Confidential Individual Report on Ethics in Practice
We should all consider ourselves lucky for living in a country such as Canada where our basic rights are protected through law and democracy. We have property rights, and therefore the ability to prosper as we progress day to day in a democratic, capitalistic society that allows one to further themselves; so as long as they are within the boundaries of the law. However, we find ourselves living among many of those who will compose themselves in such a way that they are obeying the laws but, while doing so, may do so in an immoral or unethical way. While the legal system and our constitution have been created to create law, order, and democracy wherein individual’s right and freedoms are protected, it fails to be fair as it does not place an equitable emphasis towards acknowledging the rights of some unconventional constituents: environment, future generations, animals, etc. Instead, there are various ethical obligations that have been created that individuals may use when deciding on how to act when being met with an ethical dilemma that may fall outside the realm of the legal system. In the J&J case for instance, the board was faced with a decision on whether or not to recall Advil bottles that were perceived as being dangerous. Although they had no legal obligation to so, as it was found that a third party individual was responsible, they did so anyway because it was the ethical thing to do. There decision to meet their ethical obligations was the decent thing to do. The board of J&J made this decision because their organizational structure had created an internal culture that prioritized ethical decision making. This had been achieved through the implementation of their credo. In doing so, they in essence had created their own organizational “law” by creating a code that is to be followed when one may need to meet ethical obligations. Law is one of the many mechanisms preventing chaos, which during its evolution has been fashioned by ethics and religion, but does not provide fairness and justice in all situations. Instead, individuals must assess situations and understand what their ethical obligations are towards determining how they should act ethically and morally. Audi (2009) lists various points of ethical views ranging from utilitarianism, Kantian ethics, virtue ethics, etc. An individual faced with an ethical dilemma will have his or her own opinion on the difference between what is right and wrong. Morals and ethical obligations will both assist an individual in determining the difference between what is right and wrong, while also guiding his actions and decision making process on how to make it right.

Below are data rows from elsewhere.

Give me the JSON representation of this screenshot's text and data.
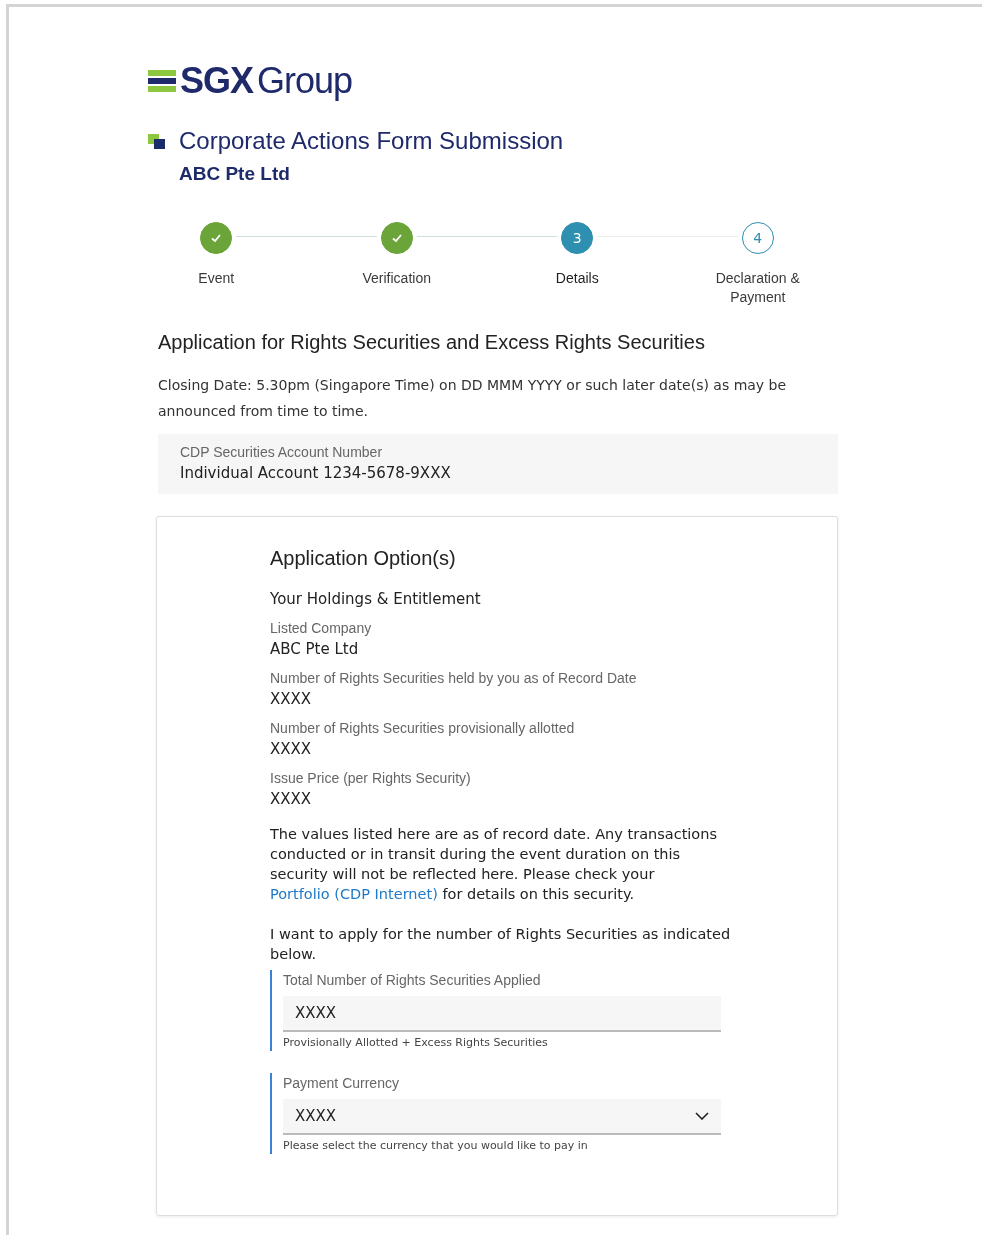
{
  "logo": {
    "strong": "SGX",
    "light": "Group"
  },
  "header": {
    "title": "Corporate Actions Form Submission",
    "company": "ABC Pte Ltd"
  },
  "steps": [
    {
      "label": "Event",
      "completed": true,
      "selected": false
    },
    {
      "label": "Verification",
      "completed": true,
      "selected": false
    },
    {
      "label": "Details",
      "number": "3",
      "completed": false,
      "selected": true
    },
    {
      "label": "Declaration & Payment",
      "number": "4",
      "completed": false,
      "selected": false
    }
  ],
  "form_title": "Application for Rights Securities and Excess Rights Securities",
  "closing_note": "Closing Date: 5.30pm (Singapore Time) on DD MMM YYYY or such later date(s) as may be announced from time to time.",
  "account": {
    "label": "CDP Securities Account Number",
    "value": "Individual Account 1234-5678-9XXX"
  },
  "card": {
    "title": "Application Option(s)",
    "subtitle": "Your Holdings & Entitlement",
    "fields": [
      {
        "label": "Listed Company",
        "value": "ABC Pte Ltd"
      },
      {
        "label": "Number of Rights Securities held by you as of Record Date",
        "value": "XXXX"
      },
      {
        "label": "Number of Rights Securities provisionally allotted",
        "value": "XXXX"
      },
      {
        "label": "Issue Price (per Rights Security)",
        "value": "XXXX"
      }
    ],
    "notice": {
      "before": "The values listed here are as of record date. Any transactions conducted or in transit during the event duration on this security will not be reflected here. Please check your ",
      "link": "Portfolio (CDP Internet)",
      "after": " for details on this security."
    },
    "instruction": "I want to apply for the number of Rights Securities as indicated below.",
    "inputs": [
      {
        "kind": "text",
        "label": "Total Number of Rights Securities Applied",
        "value": "XXXX",
        "hint": "Provisionally Allotted + Excess Rights Securities"
      },
      {
        "kind": "select",
        "label": "Payment Currency",
        "value": "XXXX",
        "hint": "Please select the currency that you would like to pay in"
      }
    ]
  }
}
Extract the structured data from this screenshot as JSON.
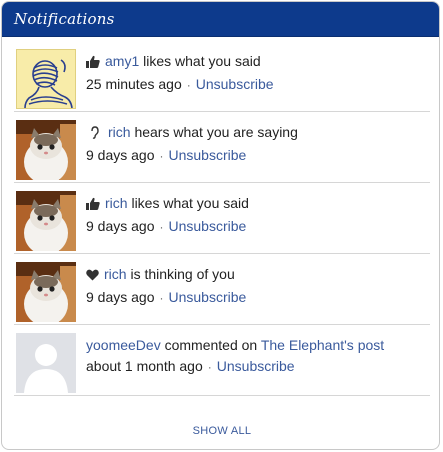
{
  "header": {
    "title": "Notifications"
  },
  "notifications": [
    {
      "icon": "thumbs-up-icon",
      "user": "amy1",
      "action": "likes what you said",
      "time": "25 minutes ago",
      "unsubscribe": "Unsubscribe",
      "avatar": "sketch-avatar"
    },
    {
      "icon": "ear-icon",
      "user": "rich",
      "action": "hears what you are saying",
      "time": "9 days ago",
      "unsubscribe": "Unsubscribe",
      "avatar": "cat-avatar"
    },
    {
      "icon": "thumbs-up-icon",
      "user": "rich",
      "action": "likes what you said",
      "time": "9 days ago",
      "unsubscribe": "Unsubscribe",
      "avatar": "cat-avatar"
    },
    {
      "icon": "heart-icon",
      "user": "rich",
      "action": "is thinking of you",
      "time": "9 days ago",
      "unsubscribe": "Unsubscribe",
      "avatar": "cat-avatar"
    },
    {
      "user": "yoomeeDev",
      "action": "commented on",
      "target": "The Elephant's post",
      "time": "about 1 month ago",
      "unsubscribe": "Unsubscribe",
      "avatar": "default-avatar"
    }
  ],
  "separator": "·",
  "footer": {
    "show_all": "SHOW ALL"
  },
  "colors": {
    "header_bg": "#0d3a8c",
    "link": "#3a5a9c",
    "text": "#222222"
  }
}
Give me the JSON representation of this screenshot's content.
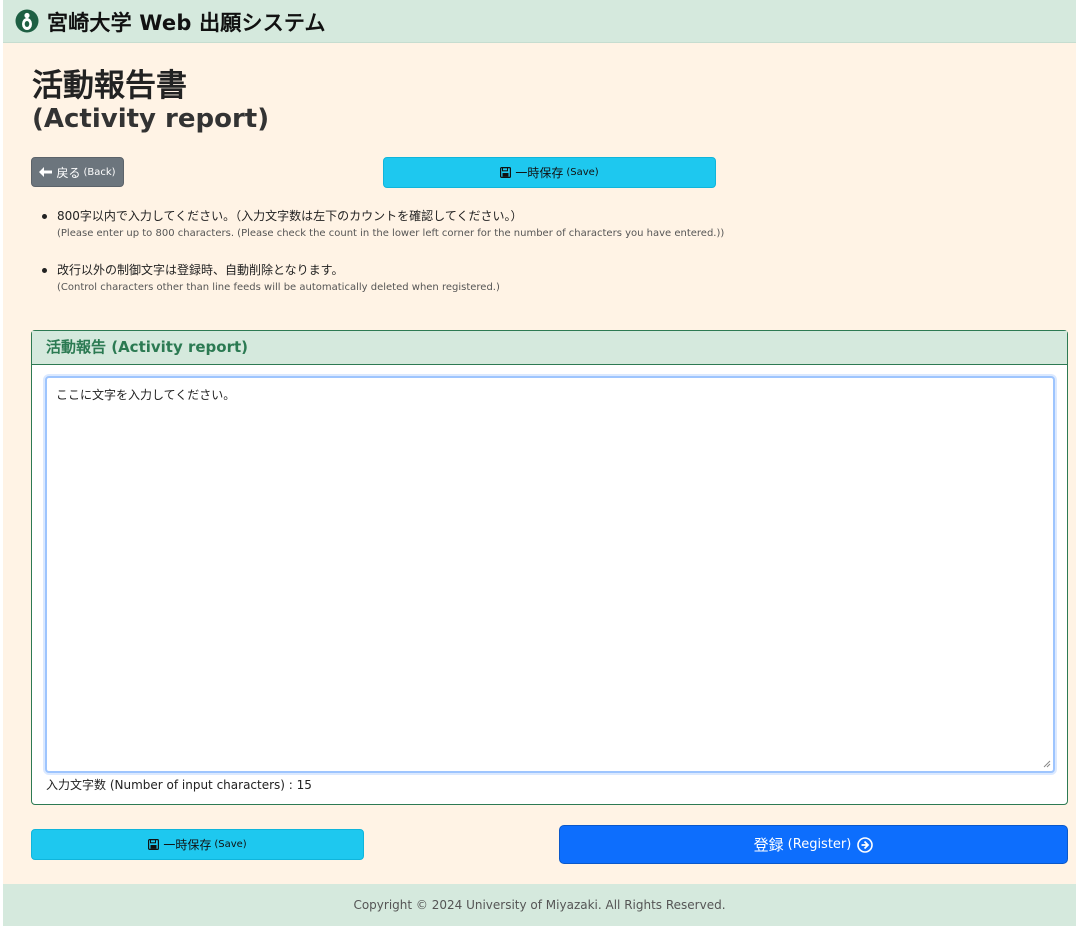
{
  "header": {
    "site_title": "宮崎大学 Web 出願システム",
    "logo_icon": "university-logo-icon"
  },
  "page": {
    "title": "活動報告書",
    "title_en": "(Activity report)"
  },
  "toolbar": {
    "back_label": "戻る",
    "back_label_en": "(Back)",
    "save_label": "一時保存",
    "save_label_en": "(Save)"
  },
  "notes": [
    {
      "jp": "800字以内で入力してください。（入力文字数は左下のカウントを確認してください。）",
      "en": "(Please enter up to 800 characters. (Please check the count in the lower left corner for the number of characters you have entered.))"
    },
    {
      "jp": "改行以外の制御文字は登録時、自動削除となります。",
      "en": "(Control characters other than line feeds will be automatically deleted when registered.)"
    }
  ],
  "activity": {
    "card_title": "活動報告 (Activity report)",
    "text_value": "ここに文字を入力してください。",
    "char_count_label": "入力文字数 (Number of input characters) : 15"
  },
  "register": {
    "label": "登録",
    "label_en": "(Register)"
  },
  "footer": {
    "copyright": "Copyright © 2024 University of Miyazaki. All Rights Reserved."
  },
  "colors": {
    "header_bg": "#d5e9dd",
    "page_bg": "#fff3e5",
    "accent_green": "#2b7a52",
    "save_cyan": "#1ec8ef",
    "register_blue": "#0d6efd",
    "back_gray": "#6c757d"
  }
}
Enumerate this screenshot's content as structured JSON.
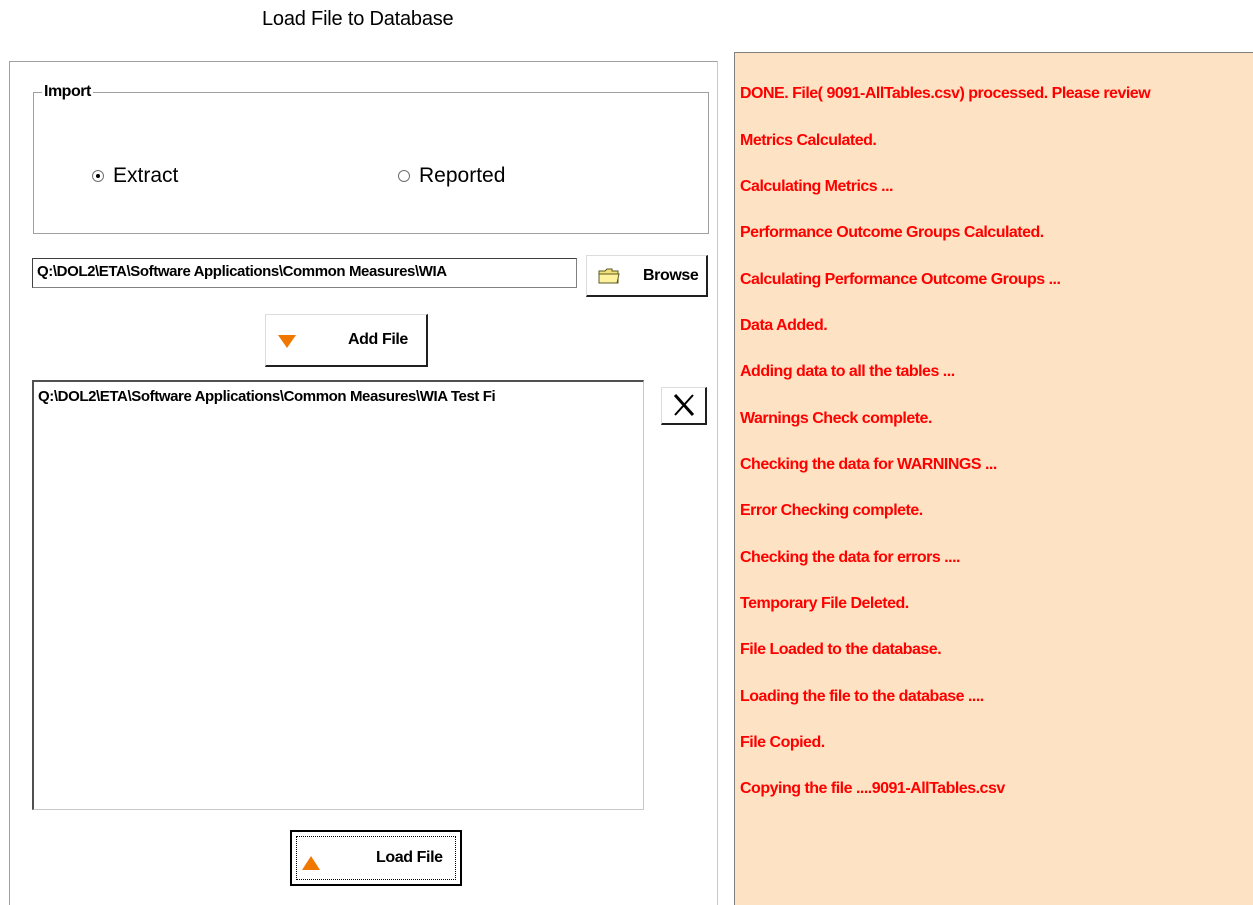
{
  "page": {
    "title": "Load File to Database"
  },
  "import_group": {
    "legend": "Import",
    "options": [
      {
        "label": "Extract",
        "checked": true
      },
      {
        "label": "Reported",
        "checked": false
      }
    ]
  },
  "file_path": {
    "value": "Q:\\DOL2\\ETA\\Software Applications\\Common Measures\\WIA"
  },
  "buttons": {
    "browse": {
      "label": "Browse",
      "icon": "folder-icon"
    },
    "add_file": {
      "label": "Add File",
      "icon": "down-arrow-icon"
    },
    "remove": {
      "icon": "close-icon"
    },
    "load_file": {
      "label": "Load File",
      "icon": "up-arrow-icon"
    }
  },
  "file_list": {
    "items": [
      "Q:\\DOL2\\ETA\\Software Applications\\Common Measures\\WIA Test Fi"
    ]
  },
  "log": {
    "lines": [
      "DONE. File( 9091-AllTables.csv) processed. Please review",
      "Metrics Calculated.",
      "Calculating Metrics ...",
      "Performance Outcome Groups Calculated.",
      "Calculating Performance Outcome Groups ...",
      "Data Added.",
      "Adding data to all the tables ...",
      "Warnings Check complete.",
      "Checking the data for WARNINGS ...",
      "Error Checking complete.",
      "Checking the data for errors ....",
      "Temporary File Deleted.",
      "File Loaded to the database.",
      "Loading the file to the database ....",
      "File Copied.",
      "Copying the file ....9091-AllTables.csv"
    ]
  },
  "colors": {
    "log_background": "#fde2c3",
    "log_text": "#ff0000",
    "arrow_accent": "#f07800"
  }
}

There are many different aspects that determine how one may decide on what is right and wrong. Some more common variables that may determine the ethical position that an individual may take include their religion, culture, ethnicity and social uprising. These aspects are all part of an individual’s day to day life and will help guide and influence one’s moral clock. The other element that will shape an individual’s ethical point of view are hereditary genes. The biological make up of a person has a major influence on how an individual will act. People say that individuals are either ethical or they are not, and that you cannot be taught ethics. I disagree with this. I believe that ethics are taught in an individual’s day to day life and are guided by our upbringing, interests, role models, religion, etc. Above, I discussed the difference between ethical obligations and legal obligations. Individuals will follow the law because they are self-serving and do not want to go to jail. The consequences of making illegal decisions conditions people to obey the law and prevent anarchy in our society. There are also various mechanisms that condition and guide individual’s ethical decision making as well. With regards to social